- San Francisco Bay Guardian
A new law would reward landlords for tossing out tenants
A new battle line has been drawn in the war between landlords and tenant activists in San Francisco.
Sups. Michela Alioto-Pier and Bevan Dufty are proposing legislation that would allow owners of multi-unit "tenancies in common" (TICs) to bypass tenant protections and convert their properties to individually owned condominiums in 2006.
In the text of the bill, Alioto-Pier and Dufty maintain that the measure will have no direct negative effect on renters, since it will apply only to buildings that are 100 percent owner occupied. The San Francisco Tenants Union disagrees, predicting that if the legislation passes, it will increase evictions, weaken recently won protections for seniors and the disabled, and, ultimately, undermine rent control.
San Francisco law currently limits condo conversions to 200 buildings a year, selected through an annual lottery. Competition is stiff, and because of a restriction introduced by Sup. Chris Daly last November, it's extremely difficult for a TIC to win the lottery if it was created through the eviction of a senior, a disabled person, or someone who is catastrophically ill. The new legislation would allow all owner-occupied TICs created before January of this year to bypass the 2006 lottery and go straight to conversion.
Calls to Alioto-Pier and Dufty were not returned, but Tenants Union representative Ted Gullicksen says the strategy is "a huge giveaway" to TIC owners. Not only do condo conversions bump up housing prices and take units off the rental market, he said - they also provide an incentive to evict entire buildings full of people.

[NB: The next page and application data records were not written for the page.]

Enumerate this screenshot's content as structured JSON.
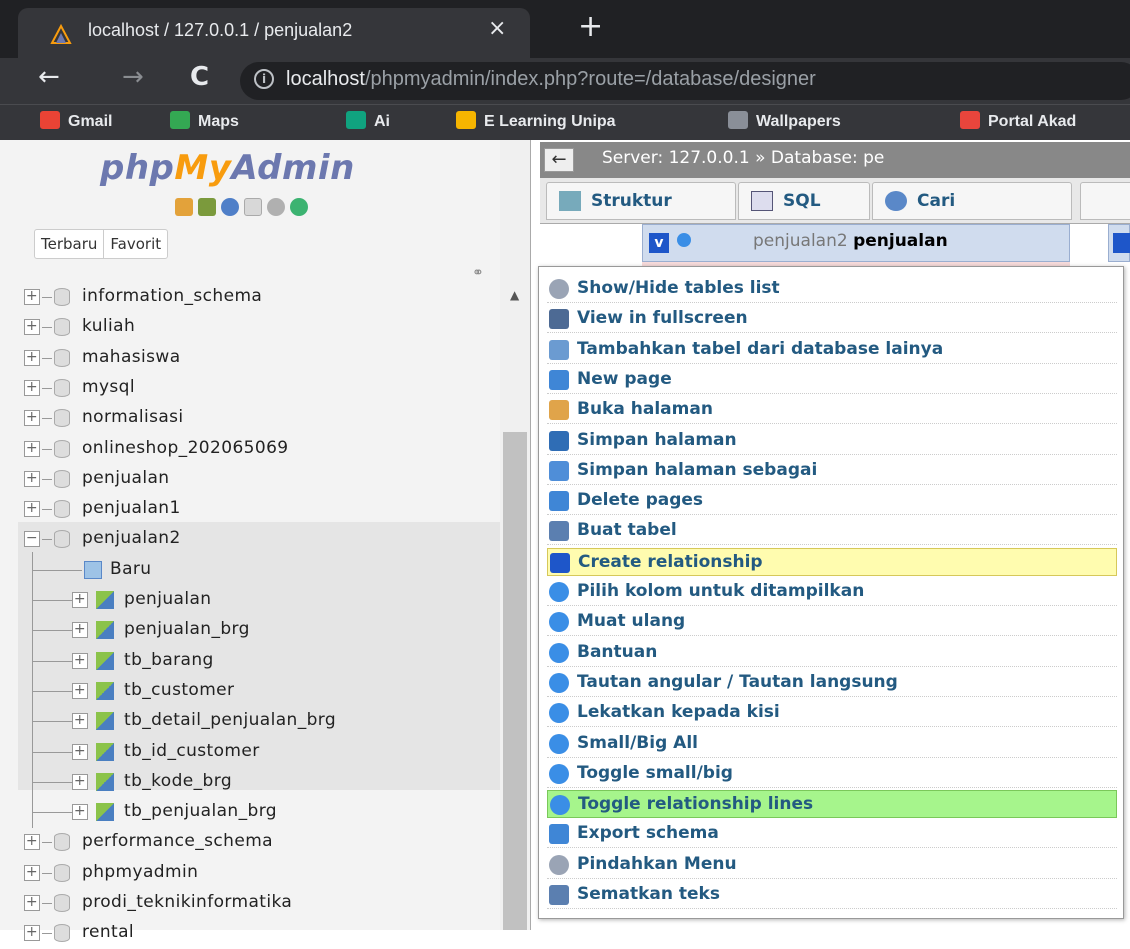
{
  "browser": {
    "tab_title": "localhost / 127.0.0.1 / penjualan2",
    "tab_close": "×",
    "new_tab": "+",
    "nav": {
      "back": "←",
      "forward": "→",
      "reload": "C"
    },
    "info": "i",
    "url_host": "localhost",
    "url_path": "/phpmyadmin/index.php?route=/database/designer",
    "bookmarks": [
      {
        "label": "Gmail",
        "color": "#ea4335"
      },
      {
        "label": "Maps",
        "color": "#34a853"
      },
      {
        "label": "Ai",
        "color": "#10a37f"
      },
      {
        "label": "E Learning Unipa",
        "color": "#f6b500"
      },
      {
        "label": "Wallpapers",
        "color": "#8a8f98"
      },
      {
        "label": "Portal Akad",
        "color": "#e8453c"
      }
    ]
  },
  "nav": {
    "logo_php": "php",
    "logo_my": "My",
    "logo_admin": "Admin",
    "tabs": [
      "Terbaru",
      "Favorit"
    ],
    "link_icon": "⚭",
    "databases_top": [
      "information_schema",
      "kuliah",
      "mahasiswa",
      "mysql",
      "normalisasi",
      "onlineshop_202065069",
      "penjualan",
      "penjualan1"
    ],
    "expanded_db": "penjualan2",
    "new_item": "Baru",
    "tables": [
      "penjualan",
      "penjualan_brg",
      "tb_barang",
      "tb_customer",
      "tb_detail_penjualan_brg",
      "tb_id_customer",
      "tb_kode_brg",
      "tb_penjualan_brg"
    ],
    "databases_bottom": [
      "performance_schema",
      "phpmyadmin",
      "prodi_teknikinformatika",
      "rental"
    ],
    "expander_plus": "+",
    "expander_minus": "−"
  },
  "breadcrumb": {
    "back": "←",
    "text": "Server: 127.0.0.1 » Database: pe"
  },
  "topmenu": {
    "tabs": [
      "Struktur",
      "SQL",
      "Cari"
    ]
  },
  "designer": {
    "table_v": "v",
    "table_db": "penjualan2",
    "table_name": "penjualan"
  },
  "menu": {
    "items": [
      {
        "label": "Show/Hide tables list",
        "state": "",
        "icon": "#9aa4b5"
      },
      {
        "label": "View in fullscreen",
        "state": "",
        "icon": "#4d6a94"
      },
      {
        "label": "Tambahkan tabel dari database lainya",
        "state": "",
        "icon": "#6b9bd1"
      },
      {
        "label": "New page",
        "state": "",
        "icon": "#3f86d6"
      },
      {
        "label": "Buka halaman",
        "state": "",
        "icon": "#e0a44a"
      },
      {
        "label": "Simpan halaman",
        "state": "",
        "icon": "#2f6db5"
      },
      {
        "label": "Simpan halaman sebagai",
        "state": "",
        "icon": "#4f8ed8"
      },
      {
        "label": "Delete pages",
        "state": "",
        "icon": "#3f86d6"
      },
      {
        "label": "Buat tabel",
        "state": "",
        "icon": "#5b7fb0"
      },
      {
        "label": "Create relationship",
        "state": "yellow",
        "icon": "#1e56c9"
      },
      {
        "label": "Pilih kolom untuk ditampilkan",
        "state": "",
        "icon": "#3a8ee6"
      },
      {
        "label": "Muat ulang",
        "state": "",
        "icon": "#3a8ee6"
      },
      {
        "label": "Bantuan",
        "state": "",
        "icon": "#3a8ee6"
      },
      {
        "label": "Tautan angular / Tautan langsung",
        "state": "",
        "icon": "#3a8ee6"
      },
      {
        "label": "Lekatkan kepada kisi",
        "state": "",
        "icon": "#3a8ee6"
      },
      {
        "label": "Small/Big All",
        "state": "",
        "icon": "#3a8ee6"
      },
      {
        "label": "Toggle small/big",
        "state": "",
        "icon": "#3a8ee6"
      },
      {
        "label": "Toggle relationship lines",
        "state": "green",
        "icon": "#3a8ee6"
      },
      {
        "label": "Export schema",
        "state": "",
        "icon": "#3f86d6"
      },
      {
        "label": "Pindahkan Menu",
        "state": "",
        "icon": "#9aa4b5"
      },
      {
        "label": "Sematkan teks",
        "state": "",
        "icon": "#5b7fb0"
      }
    ]
  }
}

Rent control makes it hard for landlords to get rid of individual low-rent tenants, but under the state Ellis Act it's legal to evict all the residents in a building in order to take it off the rental market. "The way condos happen is, someone buys a building, Ellises it, sells the units as a TIC, and the new owners get in line to convert to condos," Gullicksen explained. Under state law, condos are exempt from rent control.

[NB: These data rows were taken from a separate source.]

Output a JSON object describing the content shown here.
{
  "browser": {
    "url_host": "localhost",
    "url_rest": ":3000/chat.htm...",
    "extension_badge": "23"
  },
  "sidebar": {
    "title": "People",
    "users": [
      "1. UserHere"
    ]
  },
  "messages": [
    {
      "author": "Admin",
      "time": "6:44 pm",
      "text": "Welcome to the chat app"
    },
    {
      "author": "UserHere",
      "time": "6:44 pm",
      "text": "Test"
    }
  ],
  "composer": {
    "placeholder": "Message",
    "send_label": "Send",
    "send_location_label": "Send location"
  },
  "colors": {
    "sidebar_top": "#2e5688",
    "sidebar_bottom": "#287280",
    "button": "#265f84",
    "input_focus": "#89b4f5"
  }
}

Although the legislation is written as a one-time exception, Gullicksen maintains that it will have a lasting impact. "The word will get out that it's going to be easy to convert TICs into condos, and it will create an expectation among buyers that will result in a huge increase in evictions and conversions," he said. Without the restrictions and disincentives provided by the lottery system, "we'll be rewarding landlords for evicting people."

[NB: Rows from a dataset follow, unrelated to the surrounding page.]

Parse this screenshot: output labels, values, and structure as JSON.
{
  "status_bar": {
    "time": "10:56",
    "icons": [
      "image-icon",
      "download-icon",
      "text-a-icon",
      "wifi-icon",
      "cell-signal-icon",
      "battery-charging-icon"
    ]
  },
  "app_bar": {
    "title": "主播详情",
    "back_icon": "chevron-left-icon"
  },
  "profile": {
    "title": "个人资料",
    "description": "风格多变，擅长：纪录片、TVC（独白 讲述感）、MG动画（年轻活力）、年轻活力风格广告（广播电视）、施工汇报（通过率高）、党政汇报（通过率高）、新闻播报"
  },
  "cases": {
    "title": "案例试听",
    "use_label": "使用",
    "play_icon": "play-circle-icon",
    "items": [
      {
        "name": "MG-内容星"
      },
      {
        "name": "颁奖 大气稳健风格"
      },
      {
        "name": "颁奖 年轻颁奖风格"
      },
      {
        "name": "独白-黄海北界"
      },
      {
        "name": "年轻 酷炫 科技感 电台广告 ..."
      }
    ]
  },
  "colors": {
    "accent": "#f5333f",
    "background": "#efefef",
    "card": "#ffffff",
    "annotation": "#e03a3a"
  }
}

The Board of Supervisors' Land Use Committee will hold a hearing on the legislation March 30, 1 p.m., City Hall, 1 Dr. Carlton B. Goodlett Pl., Room 263, S.F. (415) 554-4442.